The third annual Open Education Week takes place from March 10-15, with both online and locally hosted events around the world. This is a celebration of the global Open Education Movement, and  Its purpose is to raise awareness about the movement and its impact on teaching and learning worldwide. Open Education is, at its core, about free and open sharing. Free, meaning no cost, and open, which refers to the use of legal tools (open licenses) that allow everyone to reuse and modify educational resources.  Free and open sharing increases access to education and knowledge for everyone, everywhere, all the time.  It allows people to make changes to materials or to combine resources to build something new.  Open Education incorporates free and open learning communities, educational networks, teaching and learning materials, open textbooks, open data, open scholarship, open source educational tools and more. Open Education gives people access to knowledge, provides platforms for sharing, enables innovation, and connects communities of learners and educators around the world (

Participation in all events and use of all resources are free and open to everyone.

WEBINAR – Open Education in the ALT Community – Thursday 13th March 12.30 – 13.30
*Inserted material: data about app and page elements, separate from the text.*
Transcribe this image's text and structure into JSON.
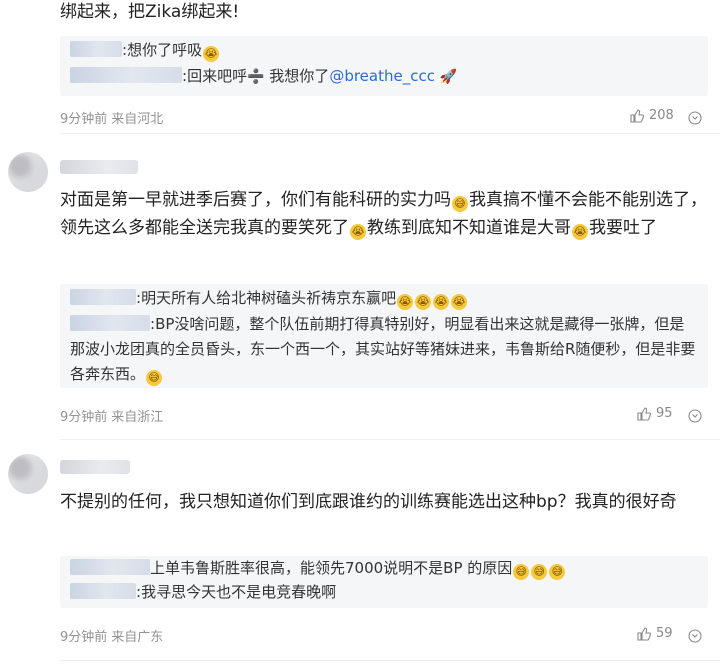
{
  "comments": [
    {
      "text": "绑起来，把Zika绑起来!",
      "replies": [
        {
          "sep": ":",
          "text": "想你了呼吸",
          "emoji": [
            "😭"
          ]
        },
        {
          "sep": ":",
          "text_a": "回来吧呼",
          "text_b": "我想你了",
          "mention": "@breathe_ccc",
          "emoji_after": "🚀"
        }
      ],
      "time": "9分钟前",
      "location": "来自河北",
      "likes": "208"
    },
    {
      "text_a": "对面是第一早就进季后赛了，你们有能科研的实力吗",
      "text_b": "我真搞不懂不会能不能别选了，领先这么多都能全送完我真的要笑死了",
      "text_c": "教练到底知不知道谁是大哥",
      "text_d": "我要吐了",
      "replies": [
        {
          "sep": ":",
          "text": "明天所有人给北神树磕头祈祷京东赢吧"
        },
        {
          "sep": ":",
          "text": "BP没啥问题，整个队伍前期打得真特别好，明显看出来这就是藏得一张牌，但是那波小龙团真的全员昏头，东一个西一个，其实站好等猪妹进来，韦鲁斯给R随便秒，但是非要各奔东西。"
        }
      ],
      "time": "9分钟前",
      "location": "来自浙江",
      "likes": "95"
    },
    {
      "text": "不提别的任何，我只想知道你们到底跟谁约的训练赛能选出这种bp？我真的很好奇",
      "replies": [
        {
          "sep": ":",
          "text": "上单韦鲁斯胜率很高，能领先7000说明不是BP 的原因"
        },
        {
          "sep": ":",
          "text": "我寻思今天也不是电竞春晚啊"
        }
      ],
      "time": "9分钟前",
      "location": "来自广东",
      "likes": "59"
    }
  ],
  "icons": {
    "like": "thumbs-up-icon",
    "more": "more-icon"
  },
  "colors": {
    "mention": "#2a6bd1",
    "meta": "#939393",
    "reply_bg": "#f5f6f8"
  }
}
Debbie Holley has a 5 minute slot to talk about the case studies of exemplary practice that have been peer reviewed by the ALT OER Special Interest Group (SIG) and uploaded to the ALT repository. This includes the Learning Layers ODL project. The ODL ALT link is here